  2. Valentina Bosetti & Ruben Lubowski & Alexander Golub & Anil Markandya, 2010. "Linking Reduced Deforestation and a Global Carbon Market: Impacts on Costs, Financial Flows, and Technological Innovation," Working Papers 2009-01, BC3.
  3. Gren, Ing-Marie & Munnich, Miriam & Carlsson, Mattias & Elofsson, Katarina, 2009. "A numerical model for cost effective mitigation of CO2 in the EU with stochastic carbon sink," Department of Economics publications 9327, Swedish University of Agricultural Sciences, Department of Economics.
  4. Schlegel Stephanie & Kaphengst Timo, 2007. "European Union Policy on Bioenergy and the Role of Sustainability Criteria and Certification Systems," Journal of Agricultural & Food Industrial Organization, De Gruyter, vol. 5(2), pages 1-19, December.
  5. Gren, Ing-Marie & Carlsson, Mattias & Elofsson, Katarina & Munnich, Miriam, 2012. "Stochastic carbon sinks for combating carbon dioxide emissions in the EU," Energy Economics, Elsevier, vol. 34(5), pages 1523-1531.
  6. Robert N. Stavins, 1999. "The Costs of Carbon Sequestration: A Revealed-Preference Approach," American Economic Review, American Economic Association, vol. 89(4), pages 994-1009, September.
  7. A. Charnes & W. W. Cooper, 1959. "Chance-Constrained Programming," Management Science, INFORMS, vol. 6(1), pages 73-79, October.
  8. Geijer, Erik & Bostedt, Göran & Brännlund, Runar, 2011. "Damned if you do, damned if you do not--Reduced Climate Impact vs. Sustainable Forests in Sweden," Resource and Energy Economics, Elsevier, vol. 33(1), pages 94-106, January.
Full references (including those not matched with items on IDEAS)

This item is not listed on Wikipedia, on a reading list or among the top items on IDEAS.

When requesting a correction, please mention this item's handle: RePEc:hhs:slueko:2013_008. See general information about how to correct material in RePEc.

For technical questions regarding this item, or to correct its authors, title, abstract, bibliographic or download information, contact: (Elizabeth Hillerius)

If you have authored this item and are not yet registered with RePEc, we encourage you to do it here. This allows to link your profile to this item. It also allows you to accept potential citations to this item that we are uncertain about.

If references are entirely missing, you can add them using this form.

If the full references list an item that is present in RePEc, but the system did not link to it, you can help with this form.

If you know of missing items citing this one, you can help us creating those links by adding the relevant references in the same way as above, for each refering item. If you are a registered author of this item, you may also want to check the "citations" tab in your profile, as there may be some citations waiting for confirmation.

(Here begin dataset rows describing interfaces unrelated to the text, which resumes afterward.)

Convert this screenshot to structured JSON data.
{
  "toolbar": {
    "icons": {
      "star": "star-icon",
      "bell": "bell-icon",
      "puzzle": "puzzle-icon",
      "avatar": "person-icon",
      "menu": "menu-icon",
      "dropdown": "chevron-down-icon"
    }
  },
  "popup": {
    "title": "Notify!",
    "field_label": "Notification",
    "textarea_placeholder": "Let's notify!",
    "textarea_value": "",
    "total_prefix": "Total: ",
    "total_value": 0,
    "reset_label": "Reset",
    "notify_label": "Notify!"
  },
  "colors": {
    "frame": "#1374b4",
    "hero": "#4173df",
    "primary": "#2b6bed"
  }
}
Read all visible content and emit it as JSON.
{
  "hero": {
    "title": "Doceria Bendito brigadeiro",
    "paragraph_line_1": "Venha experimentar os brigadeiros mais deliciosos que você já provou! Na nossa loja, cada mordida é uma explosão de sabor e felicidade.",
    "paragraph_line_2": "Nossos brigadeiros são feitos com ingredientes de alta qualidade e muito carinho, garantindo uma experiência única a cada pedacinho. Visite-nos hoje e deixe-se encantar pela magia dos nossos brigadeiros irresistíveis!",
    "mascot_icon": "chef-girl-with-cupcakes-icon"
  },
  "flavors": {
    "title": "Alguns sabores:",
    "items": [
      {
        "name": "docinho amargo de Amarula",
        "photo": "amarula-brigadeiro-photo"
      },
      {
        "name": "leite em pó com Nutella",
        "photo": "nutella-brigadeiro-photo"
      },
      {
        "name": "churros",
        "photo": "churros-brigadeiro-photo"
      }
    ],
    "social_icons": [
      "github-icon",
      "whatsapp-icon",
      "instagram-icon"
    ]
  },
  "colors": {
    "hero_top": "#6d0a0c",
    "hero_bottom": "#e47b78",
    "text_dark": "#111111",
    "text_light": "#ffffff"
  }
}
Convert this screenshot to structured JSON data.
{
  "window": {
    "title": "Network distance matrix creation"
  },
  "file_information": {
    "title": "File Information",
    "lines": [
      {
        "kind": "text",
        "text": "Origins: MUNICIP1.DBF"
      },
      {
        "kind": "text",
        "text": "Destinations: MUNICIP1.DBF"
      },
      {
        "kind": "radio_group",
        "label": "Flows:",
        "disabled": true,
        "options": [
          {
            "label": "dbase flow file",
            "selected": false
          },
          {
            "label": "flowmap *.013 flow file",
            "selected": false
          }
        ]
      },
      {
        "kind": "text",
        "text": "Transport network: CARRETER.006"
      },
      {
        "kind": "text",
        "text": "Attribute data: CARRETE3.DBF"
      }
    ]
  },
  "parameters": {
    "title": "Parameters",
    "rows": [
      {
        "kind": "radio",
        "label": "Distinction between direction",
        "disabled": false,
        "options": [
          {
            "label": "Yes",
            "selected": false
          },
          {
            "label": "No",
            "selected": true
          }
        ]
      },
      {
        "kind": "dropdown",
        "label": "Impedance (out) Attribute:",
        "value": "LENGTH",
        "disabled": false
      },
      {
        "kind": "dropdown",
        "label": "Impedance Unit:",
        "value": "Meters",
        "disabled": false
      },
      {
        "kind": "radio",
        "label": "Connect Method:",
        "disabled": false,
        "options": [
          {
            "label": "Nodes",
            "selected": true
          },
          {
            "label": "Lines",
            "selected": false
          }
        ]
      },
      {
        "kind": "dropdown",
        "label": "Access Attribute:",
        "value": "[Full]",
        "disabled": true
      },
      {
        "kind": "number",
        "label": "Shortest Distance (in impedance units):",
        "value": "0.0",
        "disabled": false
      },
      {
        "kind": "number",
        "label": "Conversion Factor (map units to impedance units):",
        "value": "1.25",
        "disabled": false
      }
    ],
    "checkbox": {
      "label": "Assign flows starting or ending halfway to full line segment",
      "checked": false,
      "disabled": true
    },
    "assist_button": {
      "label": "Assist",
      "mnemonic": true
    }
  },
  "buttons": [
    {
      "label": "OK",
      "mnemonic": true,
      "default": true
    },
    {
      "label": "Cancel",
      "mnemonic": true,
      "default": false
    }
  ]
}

Please note that corrections may take a couple of weeks to filter through the various RePEc services.

This information is provided to you by IDEAS at the Research Division of the Federal Reserve Bank of St. Louis using RePEc data.